“We are getting very inferior service at Terminal 4, yet we are paying the same. It’s not right,” he says. “I don’t mind operating in Terminal 4, but charge us appropriately.”

Also, AirAsia continues to fail in its attempt to increase its presence at Terminal 3, Fernandes said.

“We’re being blocked. I think the big airlines put a lot of pressure on airport authorities,” he claims.

Fernandes also lamented the slow action of Congress on moves to formally change the name of the Philippine subsidiary from “AirAsia Zest” to “AirAsia Philippines.”

“The Lower House has approved it, but the Upper House is sitting on it. Why is Congressional approval taking so long?” he asks.

Fernandes explains that a change in name will benefit not only AirAsia as a brand, but also Philippine tourism.

Fernandes says he suspects intense competition in the budget airline space as a reason behind the challenges now facing AirAsia’s Philippine operations. He hints that a competitor may not be playing fair.

“Competition is fine but competition must be fair. And airports must be fair. They cannot choose sides,” he says.

It does not help that AirAsia’s pleas seem to fall on deaf ears as far as the Philippine government is concerned, Fernandes says.

“I thought those days were gone in the Philippines. That’s why, as a foreign investor, I invested. I think the Philippine government is very fair; the President and the government officials were very professional. But sometimes, they’re not given all the information,” he says. “We’re struggling to get plane capacity, slots and approvals. There’s so much bureaucracy.”

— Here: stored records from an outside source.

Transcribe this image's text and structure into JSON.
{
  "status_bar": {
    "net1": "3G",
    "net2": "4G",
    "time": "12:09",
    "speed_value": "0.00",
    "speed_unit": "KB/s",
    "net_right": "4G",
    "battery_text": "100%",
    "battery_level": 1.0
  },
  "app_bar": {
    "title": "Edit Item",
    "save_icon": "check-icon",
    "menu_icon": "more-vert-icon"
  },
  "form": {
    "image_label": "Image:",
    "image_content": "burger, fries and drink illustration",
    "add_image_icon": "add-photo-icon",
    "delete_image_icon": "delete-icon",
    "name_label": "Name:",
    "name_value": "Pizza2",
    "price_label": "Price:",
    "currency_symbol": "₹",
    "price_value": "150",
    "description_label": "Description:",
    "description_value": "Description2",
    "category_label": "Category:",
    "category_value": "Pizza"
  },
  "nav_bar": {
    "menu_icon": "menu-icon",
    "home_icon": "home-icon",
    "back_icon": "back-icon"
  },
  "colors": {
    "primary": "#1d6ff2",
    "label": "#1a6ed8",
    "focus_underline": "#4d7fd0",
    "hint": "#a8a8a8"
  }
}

Despite these setbacks, Fernandes says AirAsia will “not give up” on the Philippine market.

“We just want to keep what we have at the moment and make money with what we’ve got. If we are treated fairly, we could put a lot of investments into the Philippines, create more jobs,” Fernandes says.

He also says that he is seeking a dialogue with top-level government officials, such as President Aquino, and will fly to Manila “anytime they want to see me.”

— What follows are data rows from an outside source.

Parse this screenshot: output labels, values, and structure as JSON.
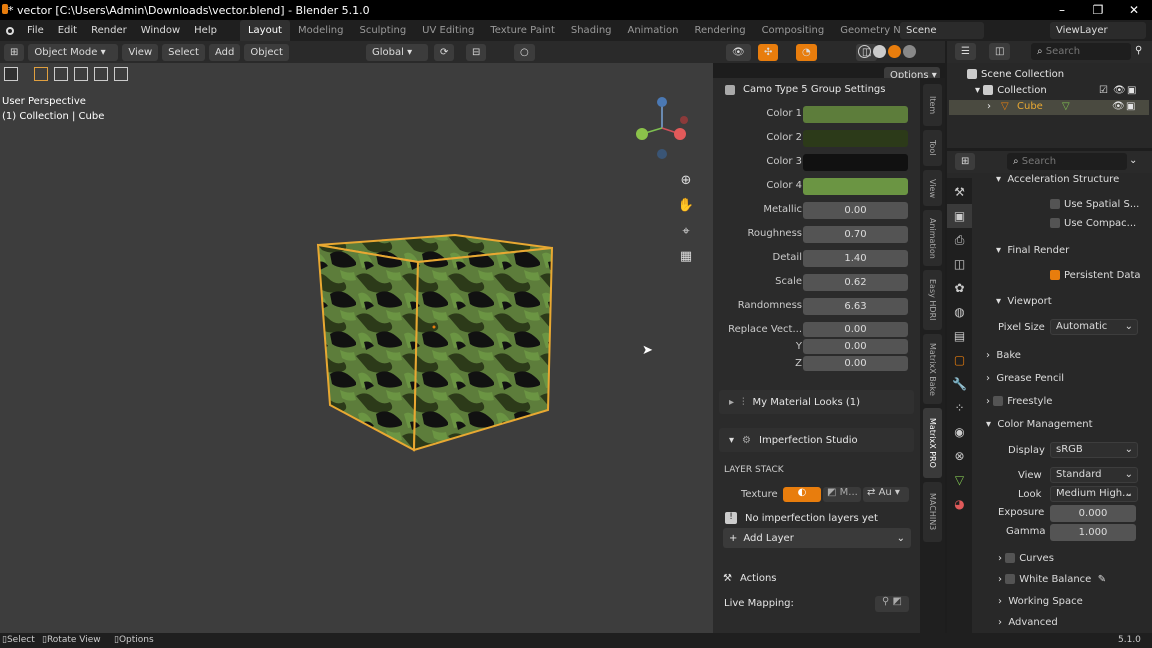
{
  "window": {
    "title": "* vector [C:\\Users\\Admin\\Downloads\\vector.blend] - Blender 5.1.0"
  },
  "menus": [
    "File",
    "Edit",
    "Render",
    "Window",
    "Help"
  ],
  "workspaces": [
    "Layout",
    "Modeling",
    "Sculpting",
    "UV Editing",
    "Texture Paint",
    "Shading",
    "Animation",
    "Rendering",
    "Compositing",
    "Geometry Nodes"
  ],
  "scene": "Scene",
  "view_layer": "ViewLayer",
  "vp": {
    "mode": "Object Mode",
    "view": "View",
    "select": "Select",
    "add": "Add",
    "object": "Object",
    "transform": "Global",
    "options": "Options",
    "perspective": "User Perspective",
    "collection_info": "(1) Collection | Cube"
  },
  "npanel": {
    "group_title": "Camo Type 5 Group Settings",
    "colors": [
      {
        "label": "Color 1",
        "hex": "#5d7d3b"
      },
      {
        "label": "Color 2",
        "hex": "#2c3a19"
      },
      {
        "label": "Color 3",
        "hex": "#111111"
      },
      {
        "label": "Color 4",
        "hex": "#6b9543"
      }
    ],
    "sliders": [
      {
        "label": "Metallic",
        "value": "0.00",
        "fill": 0
      },
      {
        "label": "Roughness",
        "value": "0.70",
        "fill": 0.7
      },
      {
        "label": "Detail",
        "value": "1.40",
        "fill": 0.05
      },
      {
        "label": "Scale",
        "value": "0.62",
        "fill": 0.03
      },
      {
        "label": "Randomness",
        "value": "6.63",
        "fill": 0.05
      }
    ],
    "vector": {
      "label": "Replace Vect...",
      "x": "0.00",
      "y_label": "Y",
      "y": "0.00",
      "z_label": "Z",
      "z": "0.00"
    },
    "looks": "My Material Looks (1)",
    "imperfection": "Imperfection Studio",
    "layer_stack": "LAYER STACK",
    "texture_label": "Texture",
    "tex_m": "M...",
    "tex_au": "Au",
    "no_layers": "No imperfection layers yet",
    "add_layer": "Add Layer",
    "actions": "Actions",
    "live_mapping": "Live Mapping:"
  },
  "sidetabs": [
    "Item",
    "Tool",
    "View",
    "Animation",
    "Easy HDRI",
    "MatrixX Bake",
    "MatrixX PRO",
    "MACHIN3"
  ],
  "outliner": {
    "search": "Search",
    "scene_collection": "Scene Collection",
    "collection": "Collection",
    "cube": "Cube"
  },
  "props": {
    "search": "Search",
    "accel": "Acceleration Structure",
    "use_spatial": "Use Spatial S...",
    "use_compact": "Use Compac...",
    "final_render": "Final Render",
    "persistent": "Persistent Data",
    "viewport": "Viewport",
    "pixel_size_label": "Pixel Size",
    "pixel_size": "Automatic",
    "bake": "Bake",
    "grease": "Grease Pencil",
    "freestyle": "Freestyle",
    "color_mgmt": "Color Management",
    "display_label": "Display",
    "display": "sRGB",
    "view_label": "View",
    "view": "Standard",
    "look_label": "Look",
    "look": "Medium High...",
    "exposure_label": "Exposure",
    "exposure": "0.000",
    "gamma_label": "Gamma",
    "gamma": "1.000",
    "curves": "Curves",
    "white_balance": "White Balance",
    "working_space": "Working Space",
    "advanced": "Advanced"
  },
  "status": {
    "select": "Select",
    "rotate": "Rotate View",
    "options": "Options",
    "version": "5.1.0"
  }
}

In the end, Filipino travelers will become the biggest losers when they are faced with limited choices, Fernandes explains.

“If you’re left with one to two airlines, Filipino consumers will suffer,” he says.

On a personal level, Fernandes has a warm spot for his Filipino employees, and is said to be amazed by Filipinos’ resilience especially in times of hardship.

That is why, among the things he wants to do before he dies, he wants to put up low-cost hospitals in the Philippines and his home country, Fernandes reveals.

“I think the price difference between a private hospital and a state hospital is massive. In a country like the Philippines, a low-cost hospital has a wonderful opportunity. There’s so much talent, so many good Filipino nurses and doctors,” he notes. “I want to create a hospital that costs a little bit more than government hospitals, so a lot of people can afford it.”

Fernandes points out that most government hospitals are beset by long queues of patients who want to avail of free or discounted services.

“In every country in the world, government hospitals are full because there’s so much demand and the system can’t take it,” he says.

By establishing low-cost hospitals in the Philippines in the future, Fernandes also hopes that it will provide jobs to Filipino medical professionals.

“The saddest thing in the Philippines is that people have to leave their country,” he says.

Source: Ben O. de Vera, Philippine Daily Inquirer